When I left the office, I checked the score on my Blackberry. The Giants were ahead 3-1 in the top of the seventh. When BART popped out where I could check again, they were ahead 3-2 in the bottom of the ninth and Wilson was pitching. Shortly after I left the BART station, he let the Cardinals go ahead. The Giants tied it in the bottom of the ninth, and finally won in the 12th.

I reminded me of last year's home opener.

Thursday, April 7, 2011

Nickname #1 -- April 7, 2010

Newly elected Mayor of San Francisco, James Rolph, Jr, Sunny Jim, poses with his long-suffering wife, Annie, in an image from the 27-September-1911 San Francisco Call. Sunny Jim, a bon vivant, would be elected to ten two-year terms as mayor. During his administration, many important public works came to fruition, including the Hetch Hetchy water system and the Twin Peaks and Sunset Tunnels for the Municipal Railway. He left to become Governor of California, but died in office.

He gave money to school kids, rides to anyone who needed them, especially pretty girls, and completely ignored Prohibition.

Wednesday, April 6, 2011

Going-Away Lunch -- April 6, 2011

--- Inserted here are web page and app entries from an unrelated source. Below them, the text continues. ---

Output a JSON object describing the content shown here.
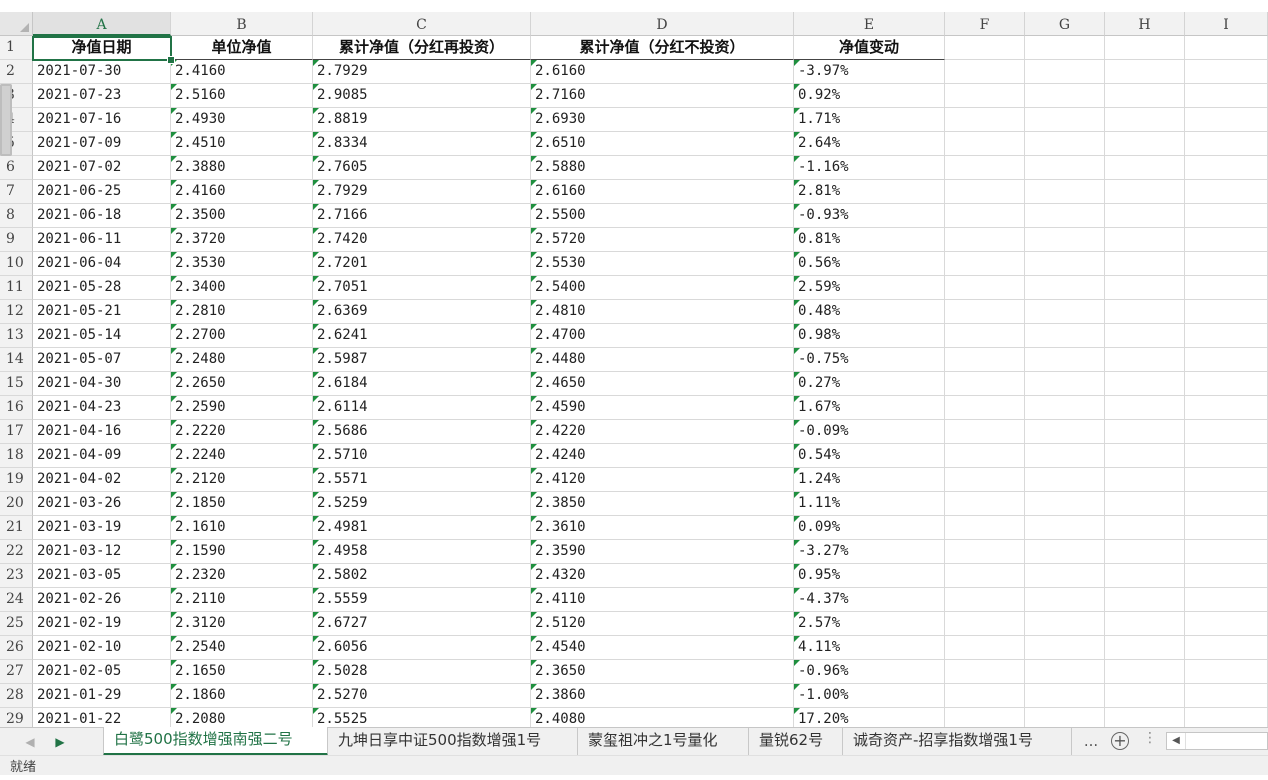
{
  "columns": [
    "A",
    "B",
    "C",
    "D",
    "E",
    "F",
    "G",
    "H",
    "I"
  ],
  "header": [
    "净值日期",
    "单位净值",
    "累计净值（分红再投资）",
    "累计净值（分红不投资）",
    "净值变动"
  ],
  "rows": [
    [
      "2021-07-30",
      "2.4160",
      "2.7929",
      "2.6160",
      "-3.97%"
    ],
    [
      "2021-07-23",
      "2.5160",
      "2.9085",
      "2.7160",
      "0.92%"
    ],
    [
      "2021-07-16",
      "2.4930",
      "2.8819",
      "2.6930",
      "1.71%"
    ],
    [
      "2021-07-09",
      "2.4510",
      "2.8334",
      "2.6510",
      "2.64%"
    ],
    [
      "2021-07-02",
      "2.3880",
      "2.7605",
      "2.5880",
      "-1.16%"
    ],
    [
      "2021-06-25",
      "2.4160",
      "2.7929",
      "2.6160",
      "2.81%"
    ],
    [
      "2021-06-18",
      "2.3500",
      "2.7166",
      "2.5500",
      "-0.93%"
    ],
    [
      "2021-06-11",
      "2.3720",
      "2.7420",
      "2.5720",
      "0.81%"
    ],
    [
      "2021-06-04",
      "2.3530",
      "2.7201",
      "2.5530",
      "0.56%"
    ],
    [
      "2021-05-28",
      "2.3400",
      "2.7051",
      "2.5400",
      "2.59%"
    ],
    [
      "2021-05-21",
      "2.2810",
      "2.6369",
      "2.4810",
      "0.48%"
    ],
    [
      "2021-05-14",
      "2.2700",
      "2.6241",
      "2.4700",
      "0.98%"
    ],
    [
      "2021-05-07",
      "2.2480",
      "2.5987",
      "2.4480",
      "-0.75%"
    ],
    [
      "2021-04-30",
      "2.2650",
      "2.6184",
      "2.4650",
      "0.27%"
    ],
    [
      "2021-04-23",
      "2.2590",
      "2.6114",
      "2.4590",
      "1.67%"
    ],
    [
      "2021-04-16",
      "2.2220",
      "2.5686",
      "2.4220",
      "-0.09%"
    ],
    [
      "2021-04-09",
      "2.2240",
      "2.5710",
      "2.4240",
      "0.54%"
    ],
    [
      "2021-04-02",
      "2.2120",
      "2.5571",
      "2.4120",
      "1.24%"
    ],
    [
      "2021-03-26",
      "2.1850",
      "2.5259",
      "2.3850",
      "1.11%"
    ],
    [
      "2021-03-19",
      "2.1610",
      "2.4981",
      "2.3610",
      "0.09%"
    ],
    [
      "2021-03-12",
      "2.1590",
      "2.4958",
      "2.3590",
      "-3.27%"
    ],
    [
      "2021-03-05",
      "2.2320",
      "2.5802",
      "2.4320",
      "0.95%"
    ],
    [
      "2021-02-26",
      "2.2110",
      "2.5559",
      "2.4110",
      "-4.37%"
    ],
    [
      "2021-02-19",
      "2.3120",
      "2.6727",
      "2.5120",
      "2.57%"
    ],
    [
      "2021-02-10",
      "2.2540",
      "2.6056",
      "2.4540",
      "4.11%"
    ],
    [
      "2021-02-05",
      "2.1650",
      "2.5028",
      "2.3650",
      "-0.96%"
    ],
    [
      "2021-01-29",
      "2.1860",
      "2.5270",
      "2.3860",
      "-1.00%"
    ],
    [
      "2021-01-22",
      "2.2080",
      "2.5525",
      "2.4080",
      "17.20%"
    ]
  ],
  "sheet_tabs": [
    "白鹭500指数增强南强二号",
    "九坤日享中证500指数增强1号",
    "蒙玺祖冲之1号量化",
    "量锐62号",
    "诚奇资产-招享指数增强1号"
  ],
  "active_tab_index": 0,
  "tab_more": "...",
  "add_sheet": "+",
  "status": "就绪",
  "colors": {
    "accent": "#217346",
    "text_marker": "#1f8f3f",
    "gridline": "#d9d9d9"
  }
}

Today we had a going-away lunch for a cooworker. We're going to miss him, but he's leaving for a good opportunity in another area of the company. We went to the Osha Thai on Third Street. I had Pad Thai and Leechee Ice Tea. I had never had Leechee Ice Tea. It was good.

Tuesday, April 5, 2011

Layover -- April 5, 2010

I got to take a walk at lunch time today. I found double-ended PCC 1010 in Muni Blue and Gold colors and Ventotto 1815 from Milano laying over by the Ferry Building. The wind was rising and it became cloudy later.

Monday, April 4, 2011

Train Station #33 -- April 4, 2011

The Southern Pacific opened its Sixteenth Street Station in Oakland in 1912. It is currently in very poor condition. This is from the May, 1914 Pacific Service Magazine, published by the Pacific Gas and Electric Company.

Sunday, April 3, 2011

Firehouse #42 -- April 3, 2011

Company 16 is on Greenwich between Steiner and Fillmore. I like the red paint. I took the photo on 22-March-2010.

Saturday, April 2, 2011

Magic #4 -- April 2, 2011

Harry Houdini was a pioneer in escapology. He went to cities and invited challenges from jailers and sailors and employees of various businesses. In this ad "HOUDINI ACCEPS" a challenge from the employees of the Bon Marche Store, who will build a packing case. I'd like to see "Fred's Monkey Actors."

The ad is from the 18-September-1907 Los Angeles Herald. Click on the image to see a larger version.

Friday, April 1, 2011

Icarus of Twentieth Century -- April 1, 2011

From the 27-October-1911 San Francisco Golden Gate Gazette.

Icarus of Twentieth Century Follows the Wake of the Hawk

Student of Aeronautics Has Touched the Sky

[Special Dispatch to The Gazette]

SAN JOSE. Oct. 26. -— The Wright brothers are not the only students of aviation who believe that man will eventually soar as easily as the buzzard high above the earth.

Long before Wilbur Wright announced that his brothers were experimenting with a motorless aeroplane, Capt. George H. Schoedsack of this city, originator of the rolling lint brush, devised a pair of wings patterned after those of the hawk. These are strapped to the: body, with a corset-like arrangement and by an ingenious system, of pulleys the wearer is able to exert all of the strength of his arms and legs into the flapping of the wings.

Schoedsack has tried hops from small elevations and has worked out balance and other problems. This Saturday at Noon he will attempt a more ambitious flight from the 21st floor of the Gazette Building at Third and Market Streets. The public is invited to observe his experiment.